Writer-director Jocelyn Moorhouse hasn’t made a film in nearly two decades (1997’s “A Thousand Acres” was the last), and she seems to be trying to make up for lost time with this adaptation of a novel by Rosalie Ham. “The Dressmaker” isn’t really a single film—it’s a whole bunch of them rolled into one. A strange twist on Friedrich Durrenmatt’s revenge drama “The Visit” played as a dark comedy, it’s also a murder mystery, a romantic comedy, a tragedy, an expose of small-town mores, and an affecting tale of an estranged mother and daughter finding their way back to one another. Jammed into a two-hour span, the result is a something of a mess that moves jarringly from one genre to another, but though it never really comes together, it’s also weirdly entertaining.
The title character is Myrtle Dunnage (Kate Winslet), or Tilly, who returns to her dusty Australian home village, Dungatar, sometime in the mid-forties in a gorgeous dress of her own design after a stint in the Parisian fashion world. She forces her way back into the ramshackle house where her mother Molly (Judy Davis)—“Mad Molly” to the townspeople—lives as the town wacko. Molly claims not to recognize her daughter, and treats her like an interloper even as Tilly cleans up the place—and the old woman as well.
Others are soon drawn into her orbit—especially handsome neighbor Teddy McSwiney (Liam Hemsworth), who’s cared for Molly in her absence and whose initial advances she resists; Sergeant Horatio Farrat (Hugo Weaver), the local lawman who, being a secret cross-dresser, is astonished at her creations; and Gertrude Pratt (Sarah Snook), the ultra-plain daughter of general store owner Alvin (Shane Jacobson), for whom she makes a dress that (along with some cosmetic work) wins the eye of bachelor William Beaumont (James Mackay), who’s just moved back into town—although his socially-conscious mother Elsbeth (Caroline Goodall) is determined to keep them apart.
But Tilly also has enemies, left over from the incident that forced her from Dungatar when she was only ten (played in flashback by Darcey Wilson). She was accused of killing a classmate, Stewart (Rory Potter), the son of dictatorial town councilor Evan Pettyman (Shane Bourne) and his put-upon, cleaning-nut wife Marigold (Alison Whyte)—at least according to testimony from the nasty schoolteacher Beulah Harridiene (Kerry Fox), who’s now a bitter old spinster. But because of her childhood trauma, Tilly can’t remember whether she actually killed the boy. Pettyman obviously still holds a grudge, and when Tilly is embraced as their dressmaker by the village women, he brings in rival designer Una Pleasance (Sacha Horler) to steal her customers. Another foe is the bent-over druggist Percival Almanac (Barry Otto), whose religious mania conceals a heart of stone but whose invalid wife Irma (Julia Blake), sitting constantly in a wheelchair on her stoop, is better natured.
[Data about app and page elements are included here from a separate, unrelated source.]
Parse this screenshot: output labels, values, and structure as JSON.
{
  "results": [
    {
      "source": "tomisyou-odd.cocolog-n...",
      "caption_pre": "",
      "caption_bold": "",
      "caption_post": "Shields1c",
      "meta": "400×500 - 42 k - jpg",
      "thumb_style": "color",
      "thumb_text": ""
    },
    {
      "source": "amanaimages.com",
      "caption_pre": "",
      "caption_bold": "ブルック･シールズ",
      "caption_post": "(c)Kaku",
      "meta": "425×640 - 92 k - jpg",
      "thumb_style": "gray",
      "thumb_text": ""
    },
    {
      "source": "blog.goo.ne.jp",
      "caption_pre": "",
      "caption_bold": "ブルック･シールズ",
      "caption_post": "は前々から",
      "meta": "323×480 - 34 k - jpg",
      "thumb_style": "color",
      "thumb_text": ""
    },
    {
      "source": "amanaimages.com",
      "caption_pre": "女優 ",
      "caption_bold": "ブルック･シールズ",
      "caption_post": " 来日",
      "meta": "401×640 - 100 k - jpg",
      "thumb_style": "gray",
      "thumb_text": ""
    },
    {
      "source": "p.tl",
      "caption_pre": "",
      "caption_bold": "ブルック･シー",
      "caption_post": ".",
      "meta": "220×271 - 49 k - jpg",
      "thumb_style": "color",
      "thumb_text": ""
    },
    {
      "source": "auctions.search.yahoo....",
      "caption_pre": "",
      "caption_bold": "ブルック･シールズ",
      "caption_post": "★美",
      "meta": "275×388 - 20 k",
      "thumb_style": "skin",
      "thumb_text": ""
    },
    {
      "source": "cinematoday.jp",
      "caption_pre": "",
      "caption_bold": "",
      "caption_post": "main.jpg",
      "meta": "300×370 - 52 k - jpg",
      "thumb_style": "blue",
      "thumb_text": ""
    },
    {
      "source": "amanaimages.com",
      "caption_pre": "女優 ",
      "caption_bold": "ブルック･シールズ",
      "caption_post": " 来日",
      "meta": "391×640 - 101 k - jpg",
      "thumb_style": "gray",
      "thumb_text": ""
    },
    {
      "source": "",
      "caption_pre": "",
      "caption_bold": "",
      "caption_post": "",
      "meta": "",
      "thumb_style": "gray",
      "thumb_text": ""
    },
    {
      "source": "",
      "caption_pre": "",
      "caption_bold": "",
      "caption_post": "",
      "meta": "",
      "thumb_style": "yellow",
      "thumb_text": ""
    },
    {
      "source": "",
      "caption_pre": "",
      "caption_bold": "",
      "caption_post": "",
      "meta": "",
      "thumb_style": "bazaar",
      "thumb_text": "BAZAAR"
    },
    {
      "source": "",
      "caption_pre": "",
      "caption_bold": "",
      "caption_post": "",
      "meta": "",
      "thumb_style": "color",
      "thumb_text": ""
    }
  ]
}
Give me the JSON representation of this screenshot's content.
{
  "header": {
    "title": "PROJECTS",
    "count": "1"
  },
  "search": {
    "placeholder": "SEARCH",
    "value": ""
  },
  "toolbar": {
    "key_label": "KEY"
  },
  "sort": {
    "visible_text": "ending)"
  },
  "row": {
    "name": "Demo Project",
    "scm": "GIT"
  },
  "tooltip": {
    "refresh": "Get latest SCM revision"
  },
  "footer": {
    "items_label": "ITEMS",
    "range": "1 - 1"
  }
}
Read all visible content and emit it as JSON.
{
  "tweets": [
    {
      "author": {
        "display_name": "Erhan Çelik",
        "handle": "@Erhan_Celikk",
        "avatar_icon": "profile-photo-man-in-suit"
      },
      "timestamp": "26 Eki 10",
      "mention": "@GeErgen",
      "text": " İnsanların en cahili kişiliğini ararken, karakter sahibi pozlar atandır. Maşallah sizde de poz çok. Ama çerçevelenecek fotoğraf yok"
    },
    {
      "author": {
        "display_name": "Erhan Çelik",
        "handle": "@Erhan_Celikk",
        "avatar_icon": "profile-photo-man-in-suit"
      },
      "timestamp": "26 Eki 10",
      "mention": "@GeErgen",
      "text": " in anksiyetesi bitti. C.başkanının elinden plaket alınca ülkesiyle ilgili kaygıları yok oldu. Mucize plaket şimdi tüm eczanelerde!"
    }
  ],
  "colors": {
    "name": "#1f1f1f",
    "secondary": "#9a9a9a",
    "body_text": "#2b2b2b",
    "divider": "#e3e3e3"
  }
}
What follows is the tale of how everything works out in this cartoonishly reverse Mayberry. By the end Tilly will have found out what really happened to Stewart, thanks to Teddy’s mentally challenged brother Barney (Gyton Grantley, played in flashback by Alex de Vos). She will also have reconnected with Molly, who becomes her greatest supporter (though still an outrageous crank), and will have developed a relationship with Teddy that promises wedded bliss. But the plot turns grow increasingly bleak as the picture enters its last act. While villainous characters will get their just deserts—as will the entire town (in this case, revenge isn’t served cold at all)—those that viewers have developed a real affection for don’t have an easy time of it, either.
It’s a given that “The Dressmaker” is wildly overdone, and that includes not just the style (by production designer Roger Ford, costume designer Marion Boyce and DP Donald M. McAlpine), but the performances. The most obvious example is Davis, who’s obviously enjoying playing something akin to an over-the-moon version of Ma Kettle (her reaction as she watches Gloria Swanson and William Holden in “Sunset Boulevard” is a high point), but all the secondary characters are portrayed in italics, as it were. It’s hard to resist Weaving’s turn as the feather-boa-loving constable, though, especially when Farrat makes a self-sacrificing gesture toward the close, and Otto is literally a walking sight gag as the aged chemist. By contrast Winslet and Hemsworth plays things relatively straight, though she certainly strikes some voluptuous poses when Tilly gets all dressed up for action (to observe a soccer match that turns into pure slapstick, for example).
Can this be described as a good film? Hardly—you might find yourself come close to gagging at the volume of quirkiness it delivers, and the twists of tone can be positively brutal. But like a brew with too many ingredients, it offers sporadically delicious moments, and for more adventurous viewers, it should prove at least a guilty pleasure.